The first generation of Jeep's popular Liberty compact utility enters the last year of its production for 2007, with a complete redesign scheduled for 2008. The 2007 model retains its unmistakable styling, which is a good thing, and the model lineup has been simplified.
For 2007, two- and four-wheel drive versions of the Liberty Sport and Limited are on offer, and all styles come with a 3.7L V6 engine. The Sports have a six-speed manual transmission standard with the option to swap in a four-speed automatic for $825. The Limiteds come standard with the four-speed automatic.
Starting at $21,600, the Liberty Sport comes with plenty of standard equipment, including traction control, an electronic stability program, 16-inch steel wheels, anti-lock brakes, air conditioning, a CD player, power mirrors, power locks, and power windows. The Limited trim adds 17-inch aluminum wheels, a variety of exterior enhancements, and lots of popular equipment such as fog lamps, a power driver's seat, a leather-wrapped steering wheel, cruise control, a security alarm, a tire pressure monitoring system, and a year of Sirius satellite radio.
A Latitude Edition is a $1,835 option on the Sport trims.
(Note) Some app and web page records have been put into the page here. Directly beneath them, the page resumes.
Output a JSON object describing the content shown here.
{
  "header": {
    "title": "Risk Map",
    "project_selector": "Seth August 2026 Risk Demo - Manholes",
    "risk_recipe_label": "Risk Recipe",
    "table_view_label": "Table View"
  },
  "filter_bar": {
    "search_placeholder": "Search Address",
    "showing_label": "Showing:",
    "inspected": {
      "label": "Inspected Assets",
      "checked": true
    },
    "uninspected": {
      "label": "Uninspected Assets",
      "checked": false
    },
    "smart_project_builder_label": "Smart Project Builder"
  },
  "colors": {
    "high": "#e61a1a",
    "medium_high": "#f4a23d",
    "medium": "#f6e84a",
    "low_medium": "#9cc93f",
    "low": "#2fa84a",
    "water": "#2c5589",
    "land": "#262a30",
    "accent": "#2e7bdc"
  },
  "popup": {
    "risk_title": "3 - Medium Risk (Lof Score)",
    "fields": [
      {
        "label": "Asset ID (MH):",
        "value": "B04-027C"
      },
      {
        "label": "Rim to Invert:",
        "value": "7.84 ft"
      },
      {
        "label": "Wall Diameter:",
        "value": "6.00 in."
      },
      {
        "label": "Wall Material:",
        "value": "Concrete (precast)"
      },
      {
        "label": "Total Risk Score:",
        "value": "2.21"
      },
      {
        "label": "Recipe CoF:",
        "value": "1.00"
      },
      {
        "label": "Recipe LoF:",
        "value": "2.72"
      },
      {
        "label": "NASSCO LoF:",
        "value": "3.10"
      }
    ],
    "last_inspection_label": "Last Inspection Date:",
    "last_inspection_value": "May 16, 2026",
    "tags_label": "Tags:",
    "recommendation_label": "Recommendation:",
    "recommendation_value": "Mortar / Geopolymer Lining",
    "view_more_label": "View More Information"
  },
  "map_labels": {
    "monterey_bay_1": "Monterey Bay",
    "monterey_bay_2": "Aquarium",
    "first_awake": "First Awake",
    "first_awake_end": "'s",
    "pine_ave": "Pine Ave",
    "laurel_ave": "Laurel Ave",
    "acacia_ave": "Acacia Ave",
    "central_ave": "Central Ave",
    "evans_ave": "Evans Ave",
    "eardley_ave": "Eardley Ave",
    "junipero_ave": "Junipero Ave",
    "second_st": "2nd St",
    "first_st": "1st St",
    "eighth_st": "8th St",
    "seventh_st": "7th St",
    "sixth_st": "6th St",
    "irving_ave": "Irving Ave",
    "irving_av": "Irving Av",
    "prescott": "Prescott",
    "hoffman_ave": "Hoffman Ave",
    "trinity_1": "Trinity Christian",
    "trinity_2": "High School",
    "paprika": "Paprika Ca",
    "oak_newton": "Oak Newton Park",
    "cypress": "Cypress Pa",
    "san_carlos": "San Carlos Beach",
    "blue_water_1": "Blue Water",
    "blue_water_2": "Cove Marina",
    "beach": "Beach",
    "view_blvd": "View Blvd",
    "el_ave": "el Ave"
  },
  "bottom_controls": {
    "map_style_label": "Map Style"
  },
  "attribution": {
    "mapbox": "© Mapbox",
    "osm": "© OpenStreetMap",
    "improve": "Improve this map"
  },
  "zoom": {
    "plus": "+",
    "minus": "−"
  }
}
It adds much of the same equipment found on the Limited trim, as well as a six-disc CD changer, Infinity speakers, and Latitude badges and embroidery.
Skid plates, side air bags, chrome enhancements, a sunroof, and heated front seats are some of the many optional items available on the Liberty.
During our tests, we were amazed at how much more competent the Liberty was than more expensive vehicles. It didn't bottom out over any of the ruts and potholes, and its Command-Trac Part-Time 4WD system was a security blanket in bad conditions. A full-time Selec-Trac system is a $395 option.
There is much more room inside the Liberty than is apparent from the outside with plenty of legroom for both front and rear passengers. The optional leather front seats on the Limited are very comfortable. The seating position also provides a good view of the road.
The Liberty also has a surprisingly good ride, as it proved to be enjoyable for around town driving, back-road hustle, and even highway trips. The 210-horsepower 3.7L V6 makes a reasonable 235 ft-lbs of torque, which allows it to tow up to 5,000 pounds when equipped with the optional Trailer Tow Group.